Much has been said about Intel's plans to shift its design strategy on the desktop platform over the last few weeks, but as the Intel Developer Forum in San Francisco that kicked off today the attendees finally got a glimpse at what it's all about. Three new cores have been introduced: The Conroe for desktops, the Merom for mobile platforms, and the Woodcrest for servers. The new processors will combine the best of both worlds from Intel's Pentium 4 desktop line and Pentium M processor for notebooks, sporting both a high front side bus speed while minimizing power consumption.
While the Prescott core P4's utilized a 31+ stage pipeline compared to the Athlon 64's 12, the new cores appear to have a 14 stage arrangement. This will allow for lower power requirements and more processing power per clock.
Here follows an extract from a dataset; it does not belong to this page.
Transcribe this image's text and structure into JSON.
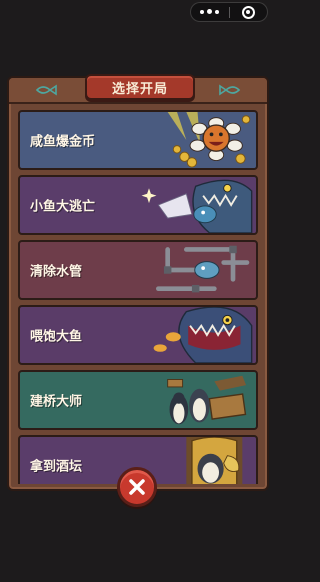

Expect clock speeds upwards of 3GHz on the 65nm cores. While current models operate upwards of 4GHz, Intel claims five times the processing power per watt, which would be startling change in efficiency. Under the new architecture L2 cache is shared between cores. Intel states that the Conroe will have multiple versions with different L2 cache sizes while the Merom cores will feature only one model. This is presumably to allow room for "Extreme Edition" models of the Conroe with more L2 cache.
Intel's design shifts are no doubt exciting. With these steps we may finally see the abolishment of the MHz Myth, which has plagued the likes of AMD into using silly naming schemes in order to prove their processor's merit. There will be more to come as Fall IDF 2005 continues.
View: Pictures *NEW* thanks jerry
News source: AnandTech